Accordingly, the Board instituted a CBM patent review proceeding of the challenged claims only under § 101.
Epicor Software Corp. v. Protegrity Corp., CBM2015-00002
Paper 17: Decision on Institution of Covered Business Method Patent Review
Dated: April 22, 2015
Patent: 6,321,201 B1
Before: Kevin F. Turner, Meredith C. Petravick, and Gregg I. Anderson
Written by: Turner
Related Proceedings: Protegrity Corp. v. Epicor Software Corp., No. 3:13-cv-01781-JBA (D. Conn.

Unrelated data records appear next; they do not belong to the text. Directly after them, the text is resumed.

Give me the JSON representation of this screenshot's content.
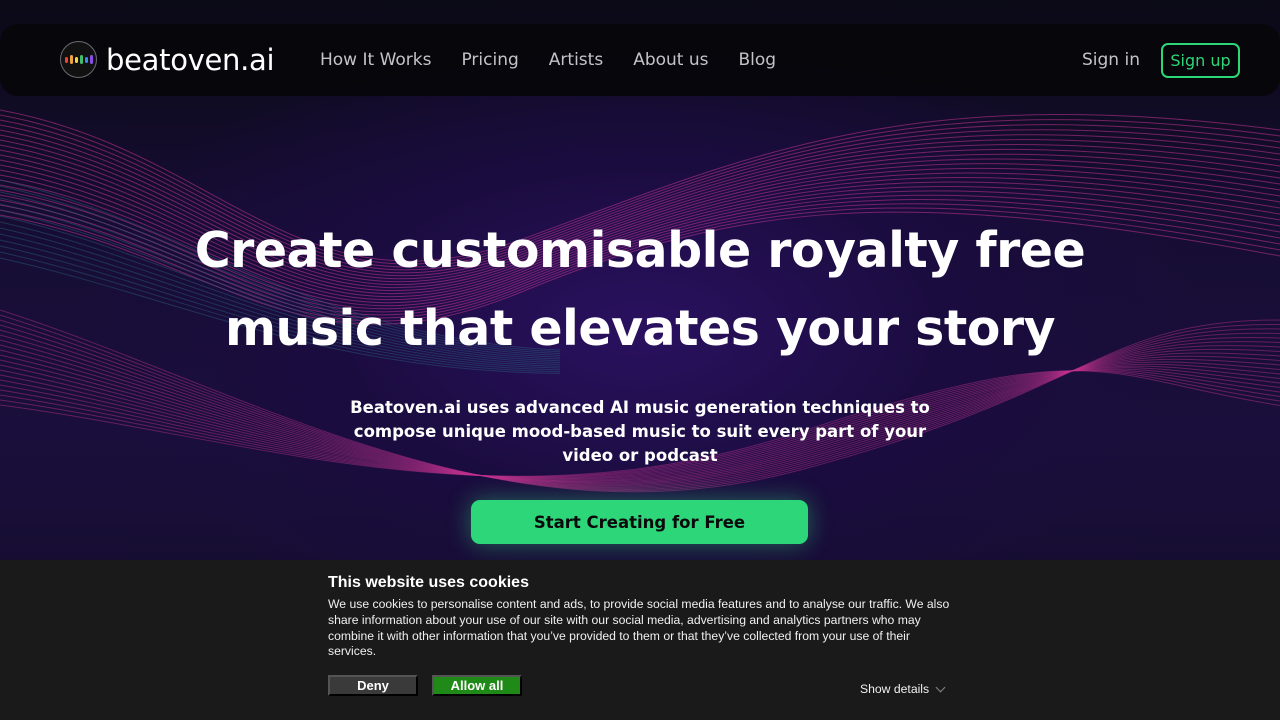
{
  "nav": {
    "logo_text": "beatoven.ai",
    "links": [
      "How It Works",
      "Pricing",
      "Artists",
      "About us",
      "Blog"
    ],
    "signin_label": "Sign in",
    "signup_label": "Sign up"
  },
  "hero": {
    "title_line1": "Create customisable royalty free",
    "title_line2": "music that elevates your story",
    "subtitle": "Beatoven.ai uses advanced AI music generation techniques to compose unique mood-based music to suit every part of your video or podcast",
    "cta_label": "Start Creating for Free"
  },
  "cookie": {
    "title": "This website uses cookies",
    "text": "We use cookies to personalise content and ads, to provide social media features and to analyse our traffic. We also share information about your use of our site with our social media, advertising and analytics partners who may combine it with other information that you’ve provided to them or that they’ve collected from your use of their services.",
    "deny_label": "Deny",
    "allow_label": "Allow all",
    "details_label": "Show details"
  },
  "colors": {
    "accent_green": "#2ed67a",
    "wave_pink": "#c2348f",
    "wave_teal": "#2a5a7a",
    "allow_green": "#1f8a18"
  }
}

Dec. 2, 2013); CBM2015-00014, CBM2015-00021, and CBM2015-00030; Reexamination No. 90/011,364
In its Decision, the Board denied Patent Owner’s Request for Rehearing of the Decision to institute covered business method patent review of claims 1-21, 24-27, 29, 30, 32, 33, and 36-39 of the ’409 patent, and denied Patent Owner’s request for an expanded panel. Continue reading
Takeaway: The recitation of a routine business practice or the presence of tangible objects in a challenged claim does not preclude a finding that the claim is patent ineligible for reciting an abstract idea.
In its Final Written Decision, the Board found that Petitioner had “shown by a preponderance of the evidence that claims 1-67 of the ’137 patent are unpatentable under 35 U.S.C. § 101 and unpatentable under 35 U.S.C. § 112, first paragraph, for lack of written description.” Continue reading
Takeaway: The Board is not likely to exercise its discretion and deny institution of review based upon a previously-instituted proceeding where the petitioner in the later proceeding was not also the petitioner in the previously-instituted proceeding.
In its Decision, the Board found that Petitioner demonstrated “it is more likely than not that at least one of the challenged claims is unpatentable.” Thus, the Board instituted covered business method patent review of claims 1-60 of the ’281 patent. Continue reading